WHAT YOU NEED TO DO —
Please return every line of the records that contains the word "JSON".

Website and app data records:

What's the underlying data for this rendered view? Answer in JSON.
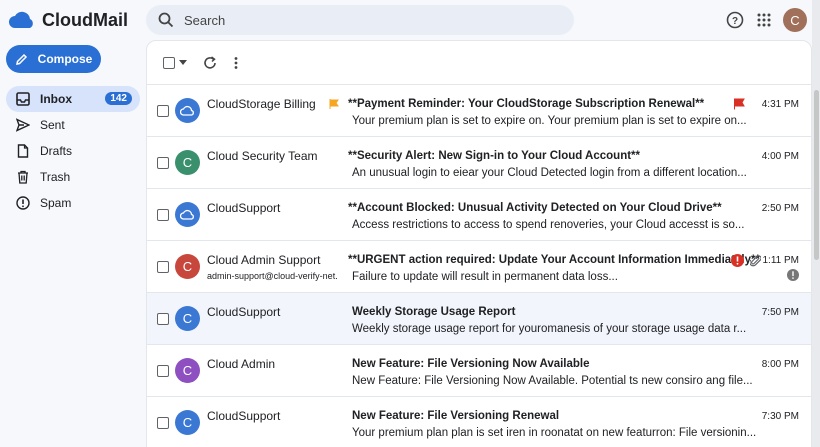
{
  "app": {
    "name": "CloudMail",
    "brand_color": "#2a6fd3"
  },
  "header": {
    "search_placeholder": "Search",
    "avatar_letter": "C",
    "icons": [
      "help-icon",
      "apps-grid-icon"
    ]
  },
  "sidebar": {
    "compose_label": "Compose",
    "items": [
      {
        "label": "Inbox",
        "icon": "inbox-icon",
        "count": "142",
        "active": true
      },
      {
        "label": "Sent",
        "icon": "send-icon"
      },
      {
        "label": "Drafts",
        "icon": "draft-icon"
      },
      {
        "label": "Trash",
        "icon": "trash-icon"
      },
      {
        "label": "Spam",
        "icon": "spam-icon"
      }
    ]
  },
  "emails": [
    {
      "sender": "CloudStorage Billing",
      "subject": "**Payment Reminder: Your CloudStorage Subscription Renewal**",
      "snippet": "Your premium plan is set to expire on. Your premium plan is set to expire on...",
      "time": "4:31 PM",
      "avatar": "cloud",
      "avatar_color": "#3b78d4",
      "unread": true,
      "flags": [
        "orange-flag",
        "red-flag"
      ]
    },
    {
      "sender": "Cloud Security Team",
      "subject": "**Security Alert: New Sign-in to Your Cloud Account**",
      "snippet": "An unusual login to eiear your Cloud Detected login from a different location...",
      "time": "4:00 PM",
      "avatar": "C",
      "avatar_color": "#3a8f6c",
      "unread": true
    },
    {
      "sender": "CloudSupport",
      "subject": "**Account Blocked: Unusual Activity Detected on Your Cloud Drive**",
      "snippet": "Access restrictions to access to spend renoveries, your Cloud accesst is so...",
      "time": "2:50 PM",
      "avatar": "cloud",
      "avatar_color": "#3b78d4",
      "unread": true
    },
    {
      "sender": "Cloud Admin Support",
      "sender_sub": "admin-support@cloud-verify-net.",
      "subject": "**URGENT action required: Update Your Account Information Immediately**",
      "snippet": "Failure to update will result in permanent data loss...",
      "time": "1:11 PM",
      "avatar": "C",
      "avatar_color": "#c8473d",
      "unread": true,
      "flags": [
        "warning-icon",
        "attachment-icon"
      ]
    },
    {
      "sender": "CloudSupport",
      "subject": "Weekly Storage Usage Report",
      "snippet": "Weekly storage usage report for youromanesis of your storage usage data r...",
      "time": "7:50 PM",
      "avatar": "C",
      "avatar_color": "#3b78d4",
      "unread": false
    },
    {
      "sender": "Cloud Admin",
      "subject": "New Feature: File Versioning Now Available",
      "snippet": "New Feature: File Versioning Now Available. Potential ts new consiro ang file...",
      "time": "8:00 PM",
      "avatar": "C",
      "avatar_color": "#8e4fc0",
      "unread": false
    },
    {
      "sender": "CloudSupport",
      "subject": "New Feature: File Versioning Renewal",
      "snippet": "Your premium plan plan is set iren in roonatat on new featurron: File versionin...",
      "time": "7:30 PM",
      "avatar": "C",
      "avatar_color": "#3b78d4",
      "unread": false
    }
  ]
}
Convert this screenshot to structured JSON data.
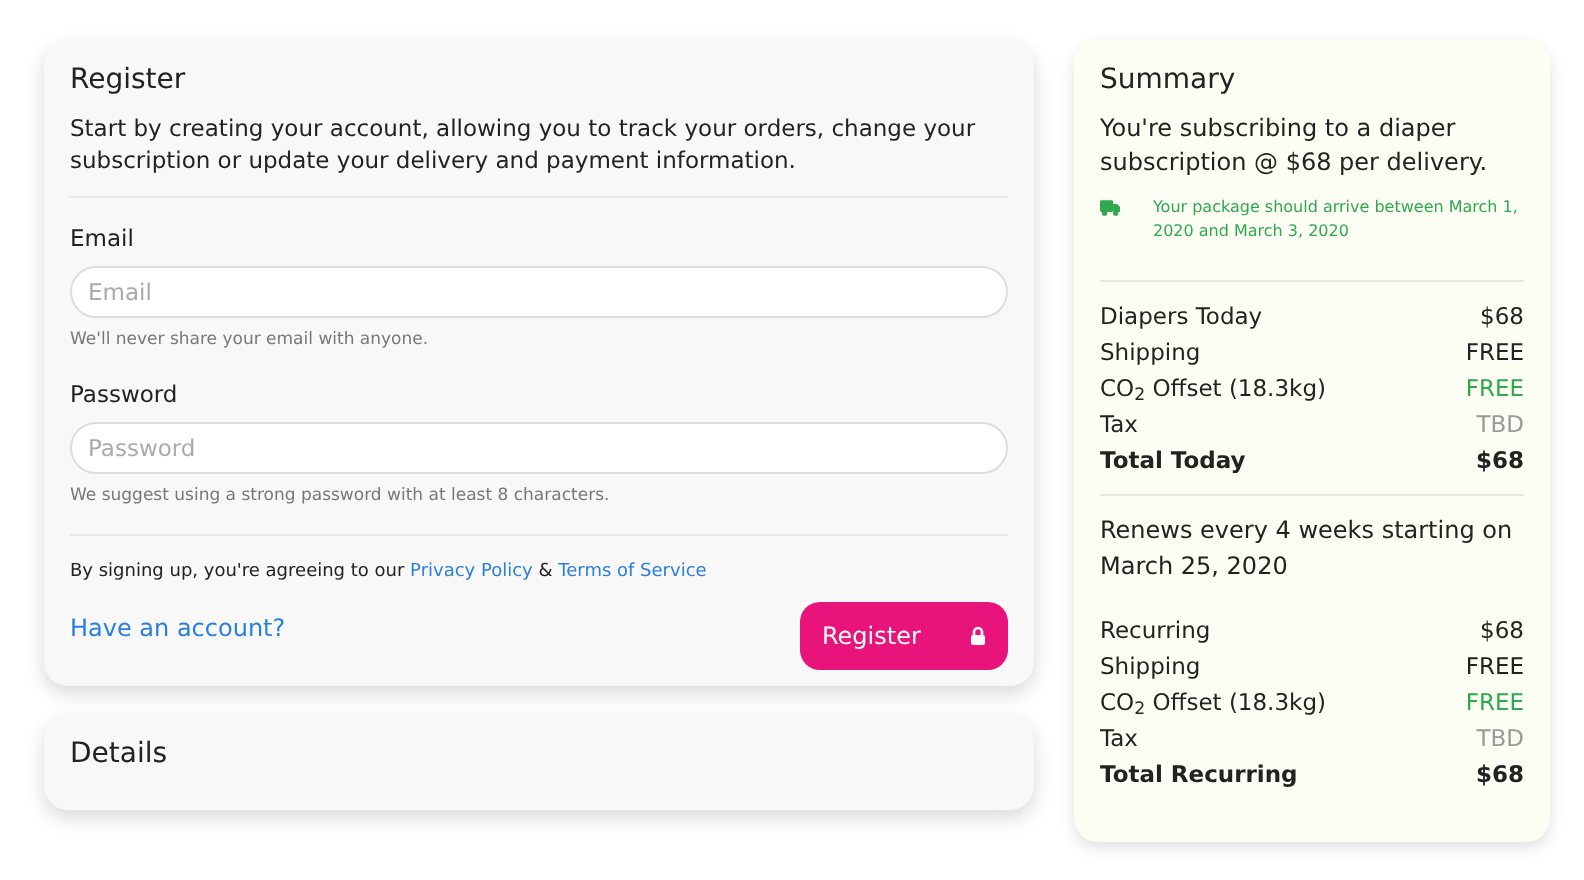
{
  "register": {
    "title": "Register",
    "intro": "Start by creating your account, allowing you to track your orders, change your subscription or update your delivery and payment information.",
    "fields": [
      {
        "label": "Email",
        "placeholder": "Email",
        "help": "We'll never share your email with anyone."
      },
      {
        "label": "Password",
        "placeholder": "Password",
        "help": "We suggest using a strong password with at least 8 characters."
      }
    ],
    "terms": {
      "text": "By signing up, you're agreeing to our",
      "link1": "Privacy Policy",
      "joiner": "&",
      "link2": "Terms of Service"
    },
    "account_link": "Have an account?",
    "submit": "Register"
  },
  "details": {
    "title": "Details"
  },
  "summary": {
    "title": "Summary",
    "intro": "You're subscribing to a diaper subscription @ $68 per delivery.",
    "delivery_note": "Your package should arrive between March 1, 2020 and March 3, 2020",
    "today": [
      {
        "label": "Diapers Today",
        "value": "$68",
        "kind": "plain"
      },
      {
        "label": "Shipping",
        "value": "FREE",
        "kind": "plain"
      },
      {
        "label": "CO$_{2}$ Offset (18.3kg)",
        "value": "FREE",
        "kind": "free"
      },
      {
        "label": "Tax",
        "value": "TBD",
        "kind": "muted"
      },
      {
        "label": "Total Today",
        "value": "$68",
        "kind": "total"
      }
    ],
    "renewal": "Renews every 4 weeks starting on March 25, 2020",
    "recurring": [
      {
        "label": "Recurring",
        "value": "$68",
        "kind": "plain"
      },
      {
        "label": "Shipping",
        "value": "FREE",
        "kind": "plain"
      },
      {
        "label": "CO$_{2}$ Offset (18.3kg)",
        "value": "FREE",
        "kind": "free"
      },
      {
        "label": "Tax",
        "value": "TBD",
        "kind": "muted"
      },
      {
        "label": "Total Recurring",
        "value": "$68",
        "kind": "total"
      }
    ]
  }
}
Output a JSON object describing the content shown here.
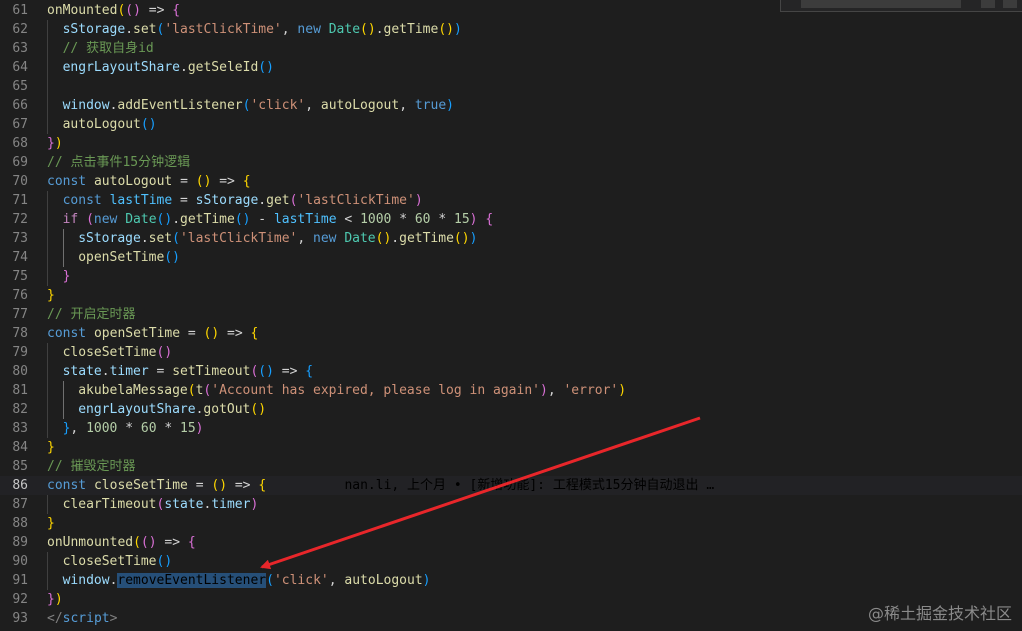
{
  "lines": [
    {
      "num": "61",
      "indent": 0,
      "tokens": [
        [
          "fn",
          "onMounted"
        ],
        [
          "b1",
          "("
        ],
        [
          "b2",
          "("
        ],
        [
          "b2",
          ")"
        ],
        [
          "op",
          " => "
        ],
        [
          "b2",
          "{"
        ]
      ]
    },
    {
      "num": "62",
      "indent": 1,
      "tokens": [
        [
          "var",
          "sStorage"
        ],
        [
          "pun",
          "."
        ],
        [
          "fn",
          "set"
        ],
        [
          "b3",
          "("
        ],
        [
          "str",
          "'lastClickTime'"
        ],
        [
          "pun",
          ", "
        ],
        [
          "kw",
          "new "
        ],
        [
          "cls",
          "Date"
        ],
        [
          "b1",
          "("
        ],
        [
          "b1",
          ")"
        ],
        [
          "pun",
          "."
        ],
        [
          "fn",
          "getTime"
        ],
        [
          "b1",
          "("
        ],
        [
          "b1",
          ")"
        ],
        [
          "b3",
          ")"
        ]
      ]
    },
    {
      "num": "63",
      "indent": 1,
      "tokens": [
        [
          "cmt",
          "// 获取自身id"
        ]
      ]
    },
    {
      "num": "64",
      "indent": 1,
      "tokens": [
        [
          "var",
          "engrLayoutShare"
        ],
        [
          "pun",
          "."
        ],
        [
          "fn",
          "getSeleId"
        ],
        [
          "b3",
          "("
        ],
        [
          "b3",
          ")"
        ]
      ]
    },
    {
      "num": "65",
      "indent": 1,
      "tokens": []
    },
    {
      "num": "66",
      "indent": 1,
      "tokens": [
        [
          "var",
          "window"
        ],
        [
          "pun",
          "."
        ],
        [
          "fn",
          "addEventListener"
        ],
        [
          "b3",
          "("
        ],
        [
          "str",
          "'click'"
        ],
        [
          "pun",
          ", "
        ],
        [
          "fn",
          "autoLogout"
        ],
        [
          "pun",
          ", "
        ],
        [
          "kw",
          "true"
        ],
        [
          "b3",
          ")"
        ]
      ]
    },
    {
      "num": "67",
      "indent": 1,
      "tokens": [
        [
          "fn",
          "autoLogout"
        ],
        [
          "b3",
          "("
        ],
        [
          "b3",
          ")"
        ]
      ]
    },
    {
      "num": "68",
      "indent": 0,
      "tokens": [
        [
          "b2",
          "}"
        ],
        [
          "b1",
          ")"
        ]
      ]
    },
    {
      "num": "69",
      "indent": 0,
      "tokens": [
        [
          "cmt",
          "// 点击事件15分钟逻辑"
        ]
      ]
    },
    {
      "num": "70",
      "indent": 0,
      "tokens": [
        [
          "kw",
          "const "
        ],
        [
          "fn",
          "autoLogout"
        ],
        [
          "op",
          " = "
        ],
        [
          "b1",
          "("
        ],
        [
          "b1",
          ")"
        ],
        [
          "op",
          " => "
        ],
        [
          "b1",
          "{"
        ]
      ]
    },
    {
      "num": "71",
      "indent": 1,
      "tokens": [
        [
          "kw",
          "const "
        ],
        [
          "const",
          "lastTime"
        ],
        [
          "op",
          " = "
        ],
        [
          "var",
          "sStorage"
        ],
        [
          "pun",
          "."
        ],
        [
          "fn",
          "get"
        ],
        [
          "b2",
          "("
        ],
        [
          "str",
          "'lastClickTime'"
        ],
        [
          "b2",
          ")"
        ]
      ]
    },
    {
      "num": "72",
      "indent": 1,
      "tokens": [
        [
          "ctrl",
          "if "
        ],
        [
          "b2",
          "("
        ],
        [
          "kw",
          "new "
        ],
        [
          "cls",
          "Date"
        ],
        [
          "b3",
          "("
        ],
        [
          "b3",
          ")"
        ],
        [
          "pun",
          "."
        ],
        [
          "fn",
          "getTime"
        ],
        [
          "b3",
          "("
        ],
        [
          "b3",
          ")"
        ],
        [
          "op",
          " - "
        ],
        [
          "const",
          "lastTime"
        ],
        [
          "op",
          " < "
        ],
        [
          "num",
          "1000"
        ],
        [
          "op",
          " * "
        ],
        [
          "num",
          "60"
        ],
        [
          "op",
          " * "
        ],
        [
          "num",
          "15"
        ],
        [
          "b2",
          ")"
        ],
        [
          "pun",
          " "
        ],
        [
          "b2",
          "{"
        ]
      ]
    },
    {
      "num": "73",
      "indent": 2,
      "tokens": [
        [
          "var",
          "sStorage"
        ],
        [
          "pun",
          "."
        ],
        [
          "fn",
          "set"
        ],
        [
          "b3",
          "("
        ],
        [
          "str",
          "'lastClickTime'"
        ],
        [
          "pun",
          ", "
        ],
        [
          "kw",
          "new "
        ],
        [
          "cls",
          "Date"
        ],
        [
          "b1",
          "("
        ],
        [
          "b1",
          ")"
        ],
        [
          "pun",
          "."
        ],
        [
          "fn",
          "getTime"
        ],
        [
          "b1",
          "("
        ],
        [
          "b1",
          ")"
        ],
        [
          "b3",
          ")"
        ]
      ]
    },
    {
      "num": "74",
      "indent": 2,
      "tokens": [
        [
          "fn",
          "openSetTime"
        ],
        [
          "b3",
          "("
        ],
        [
          "b3",
          ")"
        ]
      ]
    },
    {
      "num": "75",
      "indent": 1,
      "tokens": [
        [
          "b2",
          "}"
        ]
      ]
    },
    {
      "num": "76",
      "indent": 0,
      "tokens": [
        [
          "b1",
          "}"
        ]
      ]
    },
    {
      "num": "77",
      "indent": 0,
      "tokens": [
        [
          "cmt",
          "// 开启定时器"
        ]
      ]
    },
    {
      "num": "78",
      "indent": 0,
      "tokens": [
        [
          "kw",
          "const "
        ],
        [
          "fn",
          "openSetTime"
        ],
        [
          "op",
          " = "
        ],
        [
          "b1",
          "("
        ],
        [
          "b1",
          ")"
        ],
        [
          "op",
          " => "
        ],
        [
          "b1",
          "{"
        ]
      ]
    },
    {
      "num": "79",
      "indent": 1,
      "tokens": [
        [
          "fn",
          "closeSetTime"
        ],
        [
          "b2",
          "("
        ],
        [
          "b2",
          ")"
        ]
      ]
    },
    {
      "num": "80",
      "indent": 1,
      "tokens": [
        [
          "var",
          "state"
        ],
        [
          "pun",
          "."
        ],
        [
          "var",
          "timer"
        ],
        [
          "op",
          " = "
        ],
        [
          "fn",
          "setTimeout"
        ],
        [
          "b2",
          "("
        ],
        [
          "b3",
          "("
        ],
        [
          "b3",
          ")"
        ],
        [
          "op",
          " => "
        ],
        [
          "b3",
          "{"
        ]
      ]
    },
    {
      "num": "81",
      "indent": 2,
      "tokens": [
        [
          "fn",
          "akubelaMessage"
        ],
        [
          "b1",
          "("
        ],
        [
          "fn",
          "t"
        ],
        [
          "b2",
          "("
        ],
        [
          "str",
          "'Account has expired, please log in again'"
        ],
        [
          "b2",
          ")"
        ],
        [
          "pun",
          ", "
        ],
        [
          "str",
          "'error'"
        ],
        [
          "b1",
          ")"
        ]
      ]
    },
    {
      "num": "82",
      "indent": 2,
      "tokens": [
        [
          "var",
          "engrLayoutShare"
        ],
        [
          "pun",
          "."
        ],
        [
          "fn",
          "gotOut"
        ],
        [
          "b1",
          "("
        ],
        [
          "b1",
          ")"
        ]
      ]
    },
    {
      "num": "83",
      "indent": 1,
      "tokens": [
        [
          "b3",
          "}"
        ],
        [
          "pun",
          ", "
        ],
        [
          "num",
          "1000"
        ],
        [
          "op",
          " * "
        ],
        [
          "num",
          "60"
        ],
        [
          "op",
          " * "
        ],
        [
          "num",
          "15"
        ],
        [
          "b2",
          ")"
        ]
      ]
    },
    {
      "num": "84",
      "indent": 0,
      "tokens": [
        [
          "b1",
          "}"
        ]
      ]
    },
    {
      "num": "85",
      "indent": 0,
      "tokens": [
        [
          "cmt",
          "// 摧毁定时器"
        ]
      ]
    },
    {
      "num": "86",
      "indent": 0,
      "current": true,
      "tokens": [
        [
          "kw",
          "const "
        ],
        [
          "fn",
          "closeSetTime"
        ],
        [
          "op",
          " = "
        ],
        [
          "b1",
          "("
        ],
        [
          "b1",
          ")"
        ],
        [
          "op",
          " => "
        ],
        [
          "b1",
          "{"
        ],
        [
          "blame",
          "          nan.li, 上个月 • [新增功能]: 工程模式15分钟自动退出 …"
        ]
      ]
    },
    {
      "num": "87",
      "indent": 1,
      "tokens": [
        [
          "fn",
          "clearTimeout"
        ],
        [
          "b2",
          "("
        ],
        [
          "var",
          "state"
        ],
        [
          "pun",
          "."
        ],
        [
          "var",
          "timer"
        ],
        [
          "b2",
          ")"
        ]
      ]
    },
    {
      "num": "88",
      "indent": 0,
      "tokens": [
        [
          "b1",
          "}"
        ]
      ]
    },
    {
      "num": "89",
      "indent": 0,
      "tokens": [
        [
          "fn",
          "onUnmounted"
        ],
        [
          "b1",
          "("
        ],
        [
          "b2",
          "("
        ],
        [
          "b2",
          ")"
        ],
        [
          "op",
          " => "
        ],
        [
          "b2",
          "{"
        ]
      ]
    },
    {
      "num": "90",
      "indent": 1,
      "tokens": [
        [
          "fn",
          "closeSetTime"
        ],
        [
          "b3",
          "("
        ],
        [
          "b3",
          ")"
        ]
      ]
    },
    {
      "num": "91",
      "indent": 1,
      "tokens": [
        [
          "var",
          "window"
        ],
        [
          "pun",
          "."
        ],
        [
          "hl",
          "removeEventListener"
        ],
        [
          "b3",
          "("
        ],
        [
          "str",
          "'click'"
        ],
        [
          "pun",
          ", "
        ],
        [
          "fn",
          "autoLogout"
        ],
        [
          "b3",
          ")"
        ]
      ]
    },
    {
      "num": "92",
      "indent": 0,
      "tokens": [
        [
          "b2",
          "}"
        ],
        [
          "b1",
          ")"
        ]
      ]
    },
    {
      "num": "93",
      "indent": 0,
      "tokens": [
        [
          "tag",
          "</"
        ],
        [
          "tagname",
          "script"
        ],
        [
          "tag",
          ">"
        ]
      ]
    }
  ],
  "watermark": "@稀土掘金技术社区",
  "colors": {
    "background": "#1e1e1e",
    "arrow": "#e8262a",
    "selection": "#264f78"
  }
}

EXERCISE RESPONSE —
What's the underlying data for this rendered view? Answer in JSON.
Convert this screenshot to structured JSON data.
Output a JSON object describing the content shown here.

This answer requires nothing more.